Records for processing START

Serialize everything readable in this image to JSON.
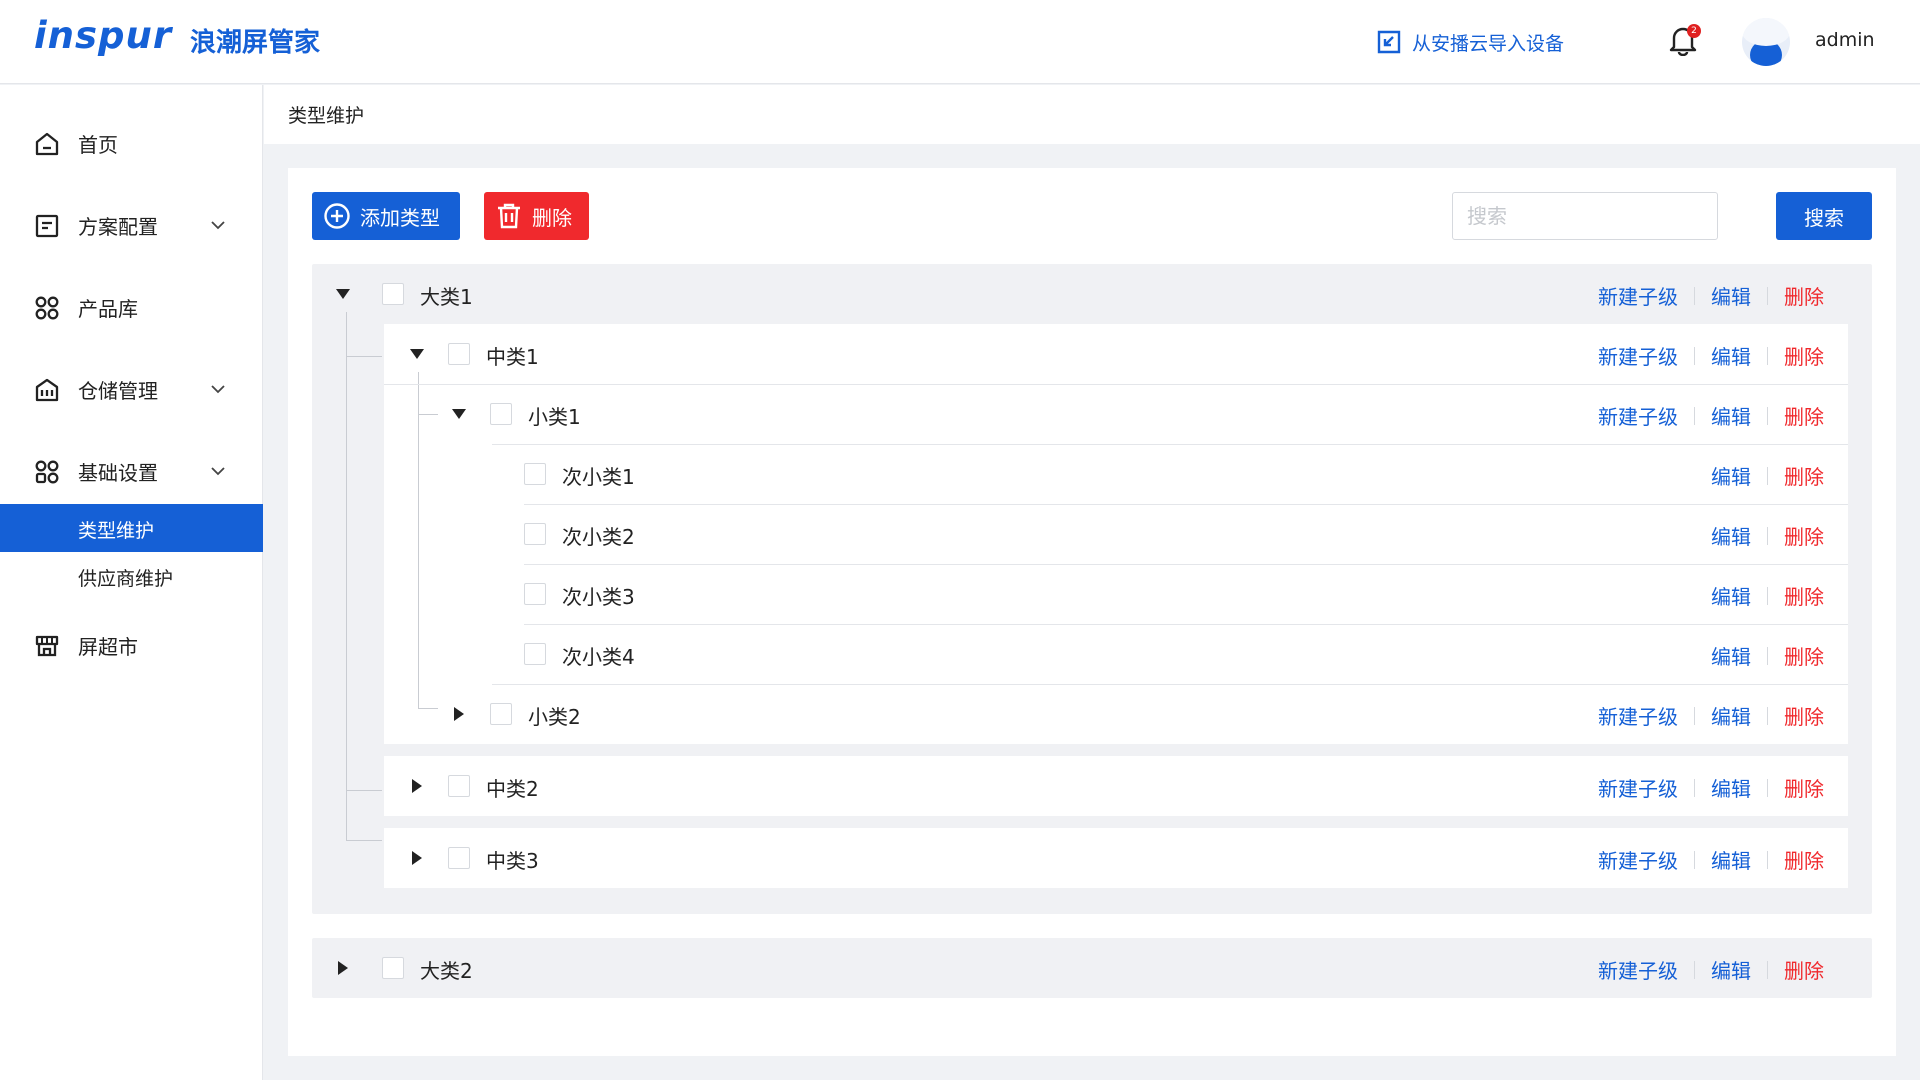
{
  "header": {
    "logo_text": "inspur",
    "app_name": "浪潮屏管家",
    "import_label": "从安播云导入设备",
    "notification_count": "2",
    "username": "admin"
  },
  "sidebar": {
    "items": [
      {
        "label": "首页",
        "icon": "home-icon"
      },
      {
        "label": "方案配置",
        "icon": "document-icon"
      },
      {
        "label": "产品库",
        "icon": "grid-icon"
      },
      {
        "label": "仓储管理",
        "icon": "warehouse-icon"
      },
      {
        "label": "基础设置",
        "icon": "grid-icon"
      },
      {
        "label": "屏超市",
        "icon": "store-icon"
      }
    ],
    "sub_items": [
      {
        "label": "类型维护",
        "active": true
      },
      {
        "label": "供应商维护",
        "active": false
      }
    ]
  },
  "breadcrumb": "类型维护",
  "toolbar": {
    "add_label": "添加类型",
    "delete_label": "删除",
    "search_placeholder": "搜索",
    "search_button": "搜索"
  },
  "actions": {
    "new_child": "新建子级",
    "edit": "编辑",
    "delete": "删除"
  },
  "tree": {
    "l1_1": "大类1",
    "l2_1": "中类1",
    "l3_1": "小类1",
    "l4_1": "次小类1",
    "l4_2": "次小类2",
    "l4_3": "次小类3",
    "l4_4": "次小类4",
    "l3_2": "小类2",
    "l2_2": "中类2",
    "l2_3": "中类3",
    "l1_2": "大类2"
  },
  "colors": {
    "primary": "#1560d6",
    "danger": "#f0292d"
  }
}
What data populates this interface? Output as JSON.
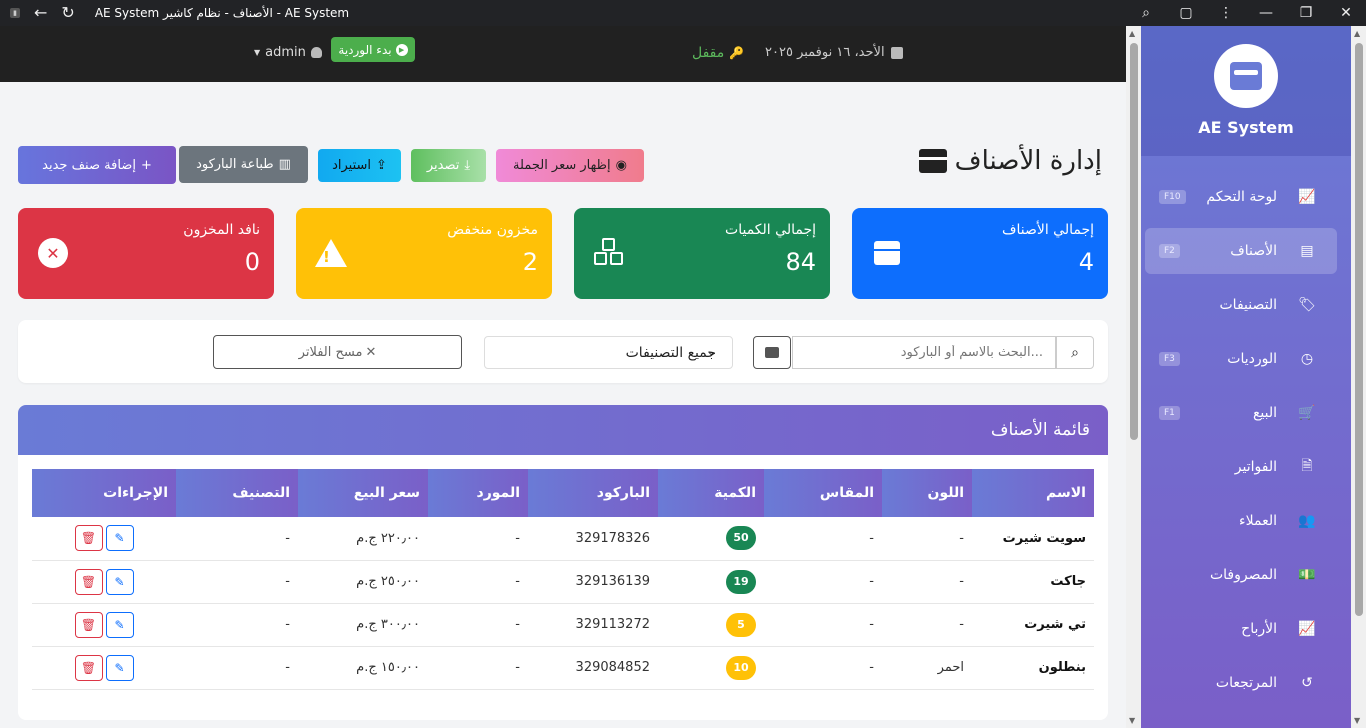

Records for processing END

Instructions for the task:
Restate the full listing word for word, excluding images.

Task response:
Serialize everything readable in this image to JSON.
{
  "header": {
    "logo_text": "inspur",
    "app_name": "浪潮屏管家",
    "import_label": "从安播云导入设备",
    "notification_count": "2",
    "username": "admin"
  },
  "sidebar": {
    "items": [
      {
        "label": "首页",
        "icon": "home-icon"
      },
      {
        "label": "方案配置",
        "icon": "document-icon"
      },
      {
        "label": "产品库",
        "icon": "grid-icon"
      },
      {
        "label": "仓储管理",
        "icon": "warehouse-icon"
      },
      {
        "label": "基础设置",
        "icon": "grid-icon"
      },
      {
        "label": "屏超市",
        "icon": "store-icon"
      }
    ],
    "sub_items": [
      {
        "label": "类型维护",
        "active": true
      },
      {
        "label": "供应商维护",
        "active": false
      }
    ]
  },
  "breadcrumb": "类型维护",
  "toolbar": {
    "add_label": "添加类型",
    "delete_label": "删除",
    "search_placeholder": "搜索",
    "search_button": "搜索"
  },
  "actions": {
    "new_child": "新建子级",
    "edit": "编辑",
    "delete": "删除"
  },
  "tree": {
    "l1_1": "大类1",
    "l2_1": "中类1",
    "l3_1": "小类1",
    "l4_1": "次小类1",
    "l4_2": "次小类2",
    "l4_3": "次小类3",
    "l4_4": "次小类4",
    "l3_2": "小类2",
    "l2_2": "中类2",
    "l2_3": "中类3",
    "l1_2": "大类2"
  },
  "colors": {
    "primary": "#1560d6",
    "danger": "#f0292d"
  }
}
What data populates this interface? Output as JSON.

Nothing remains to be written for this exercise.